That’s when the Sudanese government, led by President Omar el-Bashir, decided to launch a scorched-earth counterinsurgency campaign, involving the slaughter of large numbers of people in Darfur. It was difficult to use the army for this, though, partly because many soldiers in the regular army were members of African tribes from Darfur—and so it wasn’t clear that they would be willing to wipe out civilians from their own tribes. The Sudanese leadership therefore decided to adopt the same strategy it had successfully employed elsewhere in Sudan, using irregular militias to slaughter tribes that had shown signs of resistance.
This wasn’t a surprise decision.
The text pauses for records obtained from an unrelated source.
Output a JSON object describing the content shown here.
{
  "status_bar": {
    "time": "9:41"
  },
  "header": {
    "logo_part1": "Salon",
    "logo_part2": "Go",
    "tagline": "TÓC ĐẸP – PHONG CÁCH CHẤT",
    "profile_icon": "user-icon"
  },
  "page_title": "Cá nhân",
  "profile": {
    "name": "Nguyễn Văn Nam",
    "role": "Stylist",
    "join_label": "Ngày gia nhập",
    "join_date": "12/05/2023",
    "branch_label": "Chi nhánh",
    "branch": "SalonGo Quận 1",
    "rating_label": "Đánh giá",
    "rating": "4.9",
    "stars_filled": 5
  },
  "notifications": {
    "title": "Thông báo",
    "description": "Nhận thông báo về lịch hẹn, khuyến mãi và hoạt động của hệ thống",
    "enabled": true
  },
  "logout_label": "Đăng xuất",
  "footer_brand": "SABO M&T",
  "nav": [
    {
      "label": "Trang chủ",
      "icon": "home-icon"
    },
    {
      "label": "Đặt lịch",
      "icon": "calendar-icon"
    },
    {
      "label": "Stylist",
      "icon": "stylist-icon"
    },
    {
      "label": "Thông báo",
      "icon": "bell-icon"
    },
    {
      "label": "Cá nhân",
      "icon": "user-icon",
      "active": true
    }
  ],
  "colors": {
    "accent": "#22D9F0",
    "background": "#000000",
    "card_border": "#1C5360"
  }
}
As Prunier writes: “The whole of GoS [Government of Sudan] policy and political philosophy since it came to power in 1989 has kept verging on genocide in its general treatment of the national question in Sudan.” Flint and de Waal call this “counterinsurgency on the cheap” and note:
In Bahr el Ghazal in 1986–88, in the Nuba Mountains in 1992–95, in Upper Nile in 1998–2003, and elsewhere on just a slightly smaller scale, militias supported by military intelligence and aerial bombardment attacked with unremitting brutality. Scorched earth, massacre, pillage and rape were the norm.
In other words, when Sudan’s leaders were faced with unrest in Darfur, their instinctive response was to start massacring civilians. It had worked before, and it had aroused relatively little international reaction. Among the few who vociferously protested the brutal Sudanese policies in southern Sudan in the 1990s were American evangelical Christians, partly because many of the victims then were Christians; some American evangelicals have complained to me that the American press and television are now calling attention to Muslim victims in Sudan after years of ignoring similar massacres of Christians in southern Sudan in the past. The comparison they make does not seem to me entirely convincing, but they have a point. It’s probably true that if there had been more reaction to Sudanese brutality in the southern part of the country during the 1990s, the government might not have been so quick to launch genocidal attacks in Darfur.
After it had decided to crush the incipient rebellion in Darfur, Sudan’s government released Arab criminals from prison and turned them over to the custody of Musa Hilal so that they could join the Janjaweed. The government set up training camps for the Janjaweed, gave them assault rifles, truck-mounted machine guns, and artillery. Recruits received $79 a month if they were on foot, or $117 if they had a horse or camel. They also received Sudanese army uniforms with a special badge depicting an armed horseman. Prunier quotes a survivor from one of the attacks that quickly followed:
The Janjaweed were accompanied by soldiers. They attacked the people, saying: “You are opponents to the regime, we must crush you. As you are Black, you are like slaves. Then the entire Darfur region will be in the hands of the Arabs. The government is on our side. The government plane is on our side, it gives us food and ammunition.”
Flint and de Waal quote a young man who hid under a dead mule and was the only survivor in his family:
[The attackers] took a knife and cut my mother’s throat and threw her into the well. Then they took my oldest sister and began to rape her, one by one. My father was kneeling, crying and begging them for mercy. After that they killed my brother and finally my father. They threw all the bodies in the well.
Oxford University Press, 1989; revised 2005.↩
Oxford University Press, 1989; revised 2005.↩